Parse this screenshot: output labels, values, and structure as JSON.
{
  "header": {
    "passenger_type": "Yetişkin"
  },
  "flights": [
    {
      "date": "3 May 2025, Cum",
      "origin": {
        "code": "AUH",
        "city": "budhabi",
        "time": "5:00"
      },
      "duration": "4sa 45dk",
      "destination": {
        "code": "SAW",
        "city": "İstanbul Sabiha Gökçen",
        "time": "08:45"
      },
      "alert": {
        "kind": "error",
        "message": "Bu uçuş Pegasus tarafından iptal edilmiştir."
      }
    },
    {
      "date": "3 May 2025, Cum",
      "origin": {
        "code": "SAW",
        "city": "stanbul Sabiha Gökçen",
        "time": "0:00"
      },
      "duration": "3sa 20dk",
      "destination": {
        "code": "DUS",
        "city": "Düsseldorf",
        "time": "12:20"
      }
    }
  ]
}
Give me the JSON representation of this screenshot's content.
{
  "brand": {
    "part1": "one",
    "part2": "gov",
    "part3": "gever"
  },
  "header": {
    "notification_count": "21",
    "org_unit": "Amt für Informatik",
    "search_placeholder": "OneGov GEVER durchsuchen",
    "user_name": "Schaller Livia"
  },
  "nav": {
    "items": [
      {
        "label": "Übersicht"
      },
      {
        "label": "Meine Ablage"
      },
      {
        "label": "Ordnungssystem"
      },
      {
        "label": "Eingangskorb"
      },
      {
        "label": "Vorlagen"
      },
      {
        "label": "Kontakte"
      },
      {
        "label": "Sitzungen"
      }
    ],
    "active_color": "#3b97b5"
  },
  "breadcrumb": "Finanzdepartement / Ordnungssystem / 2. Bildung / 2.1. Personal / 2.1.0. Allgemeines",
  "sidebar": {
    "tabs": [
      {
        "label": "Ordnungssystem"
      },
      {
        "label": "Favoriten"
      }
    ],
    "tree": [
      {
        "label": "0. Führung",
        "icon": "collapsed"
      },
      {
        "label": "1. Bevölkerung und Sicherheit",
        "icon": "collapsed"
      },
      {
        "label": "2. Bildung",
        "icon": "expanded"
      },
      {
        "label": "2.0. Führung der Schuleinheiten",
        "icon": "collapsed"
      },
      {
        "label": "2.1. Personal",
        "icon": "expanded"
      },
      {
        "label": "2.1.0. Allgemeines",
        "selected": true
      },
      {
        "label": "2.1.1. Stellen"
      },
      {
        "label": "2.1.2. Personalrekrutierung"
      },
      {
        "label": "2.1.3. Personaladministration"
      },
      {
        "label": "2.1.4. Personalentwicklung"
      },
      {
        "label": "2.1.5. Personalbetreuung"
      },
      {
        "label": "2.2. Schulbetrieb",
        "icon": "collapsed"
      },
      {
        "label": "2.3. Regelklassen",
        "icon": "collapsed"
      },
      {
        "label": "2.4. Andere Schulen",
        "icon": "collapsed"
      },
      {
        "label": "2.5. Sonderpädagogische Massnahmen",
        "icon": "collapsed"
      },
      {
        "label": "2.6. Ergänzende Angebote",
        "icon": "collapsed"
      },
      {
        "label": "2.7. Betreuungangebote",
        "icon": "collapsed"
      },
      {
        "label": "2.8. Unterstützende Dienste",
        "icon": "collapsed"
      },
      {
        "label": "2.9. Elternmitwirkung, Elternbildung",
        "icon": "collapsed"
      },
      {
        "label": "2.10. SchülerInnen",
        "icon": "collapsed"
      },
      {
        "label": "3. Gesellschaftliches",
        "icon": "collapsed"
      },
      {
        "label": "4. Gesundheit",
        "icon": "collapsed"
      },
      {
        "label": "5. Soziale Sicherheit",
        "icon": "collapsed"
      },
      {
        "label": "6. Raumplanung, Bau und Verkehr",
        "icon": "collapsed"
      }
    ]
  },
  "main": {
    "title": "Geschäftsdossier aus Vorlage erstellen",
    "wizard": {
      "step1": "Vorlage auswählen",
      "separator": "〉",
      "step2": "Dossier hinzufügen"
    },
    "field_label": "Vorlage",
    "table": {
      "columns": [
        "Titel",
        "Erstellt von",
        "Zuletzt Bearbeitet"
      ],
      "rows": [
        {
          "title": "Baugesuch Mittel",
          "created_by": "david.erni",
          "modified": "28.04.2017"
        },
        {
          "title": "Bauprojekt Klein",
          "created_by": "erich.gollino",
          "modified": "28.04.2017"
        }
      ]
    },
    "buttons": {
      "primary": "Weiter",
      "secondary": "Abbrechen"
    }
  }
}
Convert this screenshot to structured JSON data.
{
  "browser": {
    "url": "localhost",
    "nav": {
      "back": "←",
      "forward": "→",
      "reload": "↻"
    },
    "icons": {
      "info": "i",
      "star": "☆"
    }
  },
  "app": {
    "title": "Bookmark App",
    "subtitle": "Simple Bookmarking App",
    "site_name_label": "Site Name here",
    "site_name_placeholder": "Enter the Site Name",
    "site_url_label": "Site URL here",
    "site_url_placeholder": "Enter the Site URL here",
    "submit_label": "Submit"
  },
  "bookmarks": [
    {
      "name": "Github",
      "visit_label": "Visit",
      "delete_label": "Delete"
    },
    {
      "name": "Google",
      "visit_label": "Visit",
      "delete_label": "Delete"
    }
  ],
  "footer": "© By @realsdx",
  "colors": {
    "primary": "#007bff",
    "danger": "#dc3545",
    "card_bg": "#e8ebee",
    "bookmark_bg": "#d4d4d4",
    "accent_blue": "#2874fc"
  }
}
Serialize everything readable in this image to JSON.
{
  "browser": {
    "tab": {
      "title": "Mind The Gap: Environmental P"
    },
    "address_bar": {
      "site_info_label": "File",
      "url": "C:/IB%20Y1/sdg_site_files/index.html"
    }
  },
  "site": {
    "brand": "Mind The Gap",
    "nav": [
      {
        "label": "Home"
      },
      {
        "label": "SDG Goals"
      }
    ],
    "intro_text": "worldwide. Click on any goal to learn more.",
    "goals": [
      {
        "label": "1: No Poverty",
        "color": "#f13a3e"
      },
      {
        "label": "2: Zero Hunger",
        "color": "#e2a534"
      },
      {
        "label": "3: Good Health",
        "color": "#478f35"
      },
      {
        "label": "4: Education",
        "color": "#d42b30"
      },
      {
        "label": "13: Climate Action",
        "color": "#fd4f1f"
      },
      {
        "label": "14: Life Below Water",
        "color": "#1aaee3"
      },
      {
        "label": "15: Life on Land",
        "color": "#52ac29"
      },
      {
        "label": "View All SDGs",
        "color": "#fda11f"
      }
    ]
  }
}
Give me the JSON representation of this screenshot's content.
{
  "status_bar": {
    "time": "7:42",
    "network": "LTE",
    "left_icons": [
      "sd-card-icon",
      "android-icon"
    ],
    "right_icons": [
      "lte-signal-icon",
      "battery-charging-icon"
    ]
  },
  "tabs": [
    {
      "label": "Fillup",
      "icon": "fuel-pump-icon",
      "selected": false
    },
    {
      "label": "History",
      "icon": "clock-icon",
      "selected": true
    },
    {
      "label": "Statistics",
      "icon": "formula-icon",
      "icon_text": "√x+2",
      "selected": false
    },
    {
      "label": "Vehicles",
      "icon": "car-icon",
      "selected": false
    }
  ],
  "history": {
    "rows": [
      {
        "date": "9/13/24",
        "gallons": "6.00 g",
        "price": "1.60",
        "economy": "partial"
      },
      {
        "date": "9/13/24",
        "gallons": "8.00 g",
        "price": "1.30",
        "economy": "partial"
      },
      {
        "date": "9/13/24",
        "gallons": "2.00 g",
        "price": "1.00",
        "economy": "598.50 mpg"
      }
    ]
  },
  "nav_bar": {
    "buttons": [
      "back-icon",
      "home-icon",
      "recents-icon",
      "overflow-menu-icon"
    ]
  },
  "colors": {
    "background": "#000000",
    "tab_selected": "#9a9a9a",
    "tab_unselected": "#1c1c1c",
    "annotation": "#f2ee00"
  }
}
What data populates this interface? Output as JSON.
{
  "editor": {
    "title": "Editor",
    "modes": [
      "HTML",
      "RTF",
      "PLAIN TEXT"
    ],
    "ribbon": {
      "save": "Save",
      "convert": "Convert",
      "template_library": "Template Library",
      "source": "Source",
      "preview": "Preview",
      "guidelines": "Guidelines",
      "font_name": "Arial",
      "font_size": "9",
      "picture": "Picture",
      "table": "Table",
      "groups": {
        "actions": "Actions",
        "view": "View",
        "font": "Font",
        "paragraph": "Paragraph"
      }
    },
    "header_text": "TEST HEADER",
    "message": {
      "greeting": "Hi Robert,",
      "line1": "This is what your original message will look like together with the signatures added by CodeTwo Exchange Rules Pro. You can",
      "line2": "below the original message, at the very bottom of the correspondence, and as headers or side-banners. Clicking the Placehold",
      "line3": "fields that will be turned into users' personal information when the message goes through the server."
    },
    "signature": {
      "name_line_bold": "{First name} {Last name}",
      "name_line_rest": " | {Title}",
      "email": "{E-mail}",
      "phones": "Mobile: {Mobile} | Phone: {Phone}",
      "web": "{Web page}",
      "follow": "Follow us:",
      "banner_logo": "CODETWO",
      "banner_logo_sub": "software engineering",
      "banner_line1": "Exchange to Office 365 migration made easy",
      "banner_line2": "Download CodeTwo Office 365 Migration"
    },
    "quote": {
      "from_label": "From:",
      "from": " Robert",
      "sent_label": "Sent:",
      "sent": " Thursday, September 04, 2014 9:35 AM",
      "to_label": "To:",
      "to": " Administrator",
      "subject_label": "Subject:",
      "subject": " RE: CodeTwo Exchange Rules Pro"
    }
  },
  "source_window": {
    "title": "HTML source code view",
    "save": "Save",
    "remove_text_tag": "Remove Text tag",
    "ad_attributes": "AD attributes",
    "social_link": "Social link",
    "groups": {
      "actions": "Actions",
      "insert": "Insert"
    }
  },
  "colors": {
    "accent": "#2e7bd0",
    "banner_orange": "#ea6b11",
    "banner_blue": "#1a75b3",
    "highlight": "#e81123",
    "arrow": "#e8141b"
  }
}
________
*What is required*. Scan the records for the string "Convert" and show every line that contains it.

*Exercise result*.
Convert this screenshot to structured JSON data.
      "convert": "Convert",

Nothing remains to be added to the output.